» **Directions**:
Every line below that holds "JSON" must be copied.

= = = = =

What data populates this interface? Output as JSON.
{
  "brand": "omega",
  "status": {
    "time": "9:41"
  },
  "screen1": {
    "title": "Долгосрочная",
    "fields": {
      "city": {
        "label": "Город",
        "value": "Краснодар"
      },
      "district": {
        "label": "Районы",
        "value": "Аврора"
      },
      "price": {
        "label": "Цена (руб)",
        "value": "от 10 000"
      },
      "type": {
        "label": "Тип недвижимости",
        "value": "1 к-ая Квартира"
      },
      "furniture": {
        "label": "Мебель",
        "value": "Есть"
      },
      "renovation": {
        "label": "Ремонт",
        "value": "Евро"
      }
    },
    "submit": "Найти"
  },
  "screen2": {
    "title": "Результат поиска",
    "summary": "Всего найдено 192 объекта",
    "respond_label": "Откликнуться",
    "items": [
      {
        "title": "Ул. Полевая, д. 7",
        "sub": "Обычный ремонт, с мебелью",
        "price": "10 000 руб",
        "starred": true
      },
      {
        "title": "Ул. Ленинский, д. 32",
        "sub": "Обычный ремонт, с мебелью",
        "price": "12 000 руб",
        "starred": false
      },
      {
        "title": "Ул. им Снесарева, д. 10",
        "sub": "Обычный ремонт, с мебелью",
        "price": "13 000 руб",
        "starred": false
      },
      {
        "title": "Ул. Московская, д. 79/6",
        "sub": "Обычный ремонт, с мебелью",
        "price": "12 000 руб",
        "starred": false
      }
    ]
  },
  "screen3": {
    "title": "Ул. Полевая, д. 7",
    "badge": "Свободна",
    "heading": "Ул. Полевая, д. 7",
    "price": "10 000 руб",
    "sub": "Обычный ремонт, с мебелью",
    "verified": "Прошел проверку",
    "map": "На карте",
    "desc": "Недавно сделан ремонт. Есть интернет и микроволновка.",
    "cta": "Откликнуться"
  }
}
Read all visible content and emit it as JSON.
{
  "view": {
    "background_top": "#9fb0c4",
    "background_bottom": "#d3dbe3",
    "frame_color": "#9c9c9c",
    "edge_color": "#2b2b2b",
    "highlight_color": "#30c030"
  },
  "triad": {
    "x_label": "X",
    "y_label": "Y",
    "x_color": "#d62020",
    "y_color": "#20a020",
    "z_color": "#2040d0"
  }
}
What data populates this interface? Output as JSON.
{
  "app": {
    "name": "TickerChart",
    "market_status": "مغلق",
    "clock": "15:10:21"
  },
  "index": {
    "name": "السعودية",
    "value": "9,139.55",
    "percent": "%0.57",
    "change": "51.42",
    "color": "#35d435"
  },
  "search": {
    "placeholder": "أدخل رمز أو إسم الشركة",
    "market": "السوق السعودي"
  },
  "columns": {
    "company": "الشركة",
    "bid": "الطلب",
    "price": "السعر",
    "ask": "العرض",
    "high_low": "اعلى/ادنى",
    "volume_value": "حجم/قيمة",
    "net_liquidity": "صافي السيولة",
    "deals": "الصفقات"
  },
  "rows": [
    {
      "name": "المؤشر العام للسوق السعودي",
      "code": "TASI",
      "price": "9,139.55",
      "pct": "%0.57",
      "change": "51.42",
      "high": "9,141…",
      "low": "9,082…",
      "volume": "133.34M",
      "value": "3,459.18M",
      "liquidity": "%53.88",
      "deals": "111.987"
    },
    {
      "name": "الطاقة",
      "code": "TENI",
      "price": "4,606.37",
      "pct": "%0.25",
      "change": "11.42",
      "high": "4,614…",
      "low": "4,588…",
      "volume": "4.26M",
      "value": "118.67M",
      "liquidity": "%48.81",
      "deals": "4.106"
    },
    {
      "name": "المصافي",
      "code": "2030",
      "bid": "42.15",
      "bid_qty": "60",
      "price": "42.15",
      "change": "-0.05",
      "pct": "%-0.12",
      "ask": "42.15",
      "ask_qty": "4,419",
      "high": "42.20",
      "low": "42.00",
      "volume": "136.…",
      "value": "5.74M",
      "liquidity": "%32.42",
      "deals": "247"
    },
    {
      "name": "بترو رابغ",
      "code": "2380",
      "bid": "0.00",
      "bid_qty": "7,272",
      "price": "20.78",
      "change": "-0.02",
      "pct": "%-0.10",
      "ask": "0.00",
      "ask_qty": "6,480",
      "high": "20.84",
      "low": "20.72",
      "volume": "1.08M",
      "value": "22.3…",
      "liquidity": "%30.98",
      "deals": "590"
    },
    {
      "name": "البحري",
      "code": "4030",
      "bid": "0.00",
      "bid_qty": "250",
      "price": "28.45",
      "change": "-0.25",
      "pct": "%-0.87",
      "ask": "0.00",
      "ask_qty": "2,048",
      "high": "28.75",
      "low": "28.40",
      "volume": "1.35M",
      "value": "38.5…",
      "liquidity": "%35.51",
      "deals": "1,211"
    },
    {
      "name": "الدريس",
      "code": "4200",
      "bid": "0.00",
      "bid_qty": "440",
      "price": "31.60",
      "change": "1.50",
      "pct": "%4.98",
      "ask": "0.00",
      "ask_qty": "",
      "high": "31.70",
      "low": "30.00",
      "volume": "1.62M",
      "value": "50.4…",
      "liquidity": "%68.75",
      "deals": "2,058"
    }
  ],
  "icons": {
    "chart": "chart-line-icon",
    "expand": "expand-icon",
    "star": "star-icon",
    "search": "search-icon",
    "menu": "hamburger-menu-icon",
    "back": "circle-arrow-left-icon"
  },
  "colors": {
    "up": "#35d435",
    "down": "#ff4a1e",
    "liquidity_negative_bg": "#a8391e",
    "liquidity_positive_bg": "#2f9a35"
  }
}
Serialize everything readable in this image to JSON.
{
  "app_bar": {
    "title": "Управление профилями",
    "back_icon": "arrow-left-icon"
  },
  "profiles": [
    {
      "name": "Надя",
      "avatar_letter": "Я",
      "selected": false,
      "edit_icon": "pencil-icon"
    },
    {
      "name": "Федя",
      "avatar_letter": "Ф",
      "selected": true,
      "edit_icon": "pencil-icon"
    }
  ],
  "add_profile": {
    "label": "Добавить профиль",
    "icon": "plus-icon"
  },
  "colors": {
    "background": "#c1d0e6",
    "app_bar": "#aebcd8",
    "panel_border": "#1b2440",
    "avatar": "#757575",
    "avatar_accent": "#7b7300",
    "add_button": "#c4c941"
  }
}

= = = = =

» **Exercise output**:
What data populates this interface? Output as JSON.
Read all visible content and emit it as JSON.
What data populates this interface? Output as JSON.
Serialize everything readable in this image to JSON.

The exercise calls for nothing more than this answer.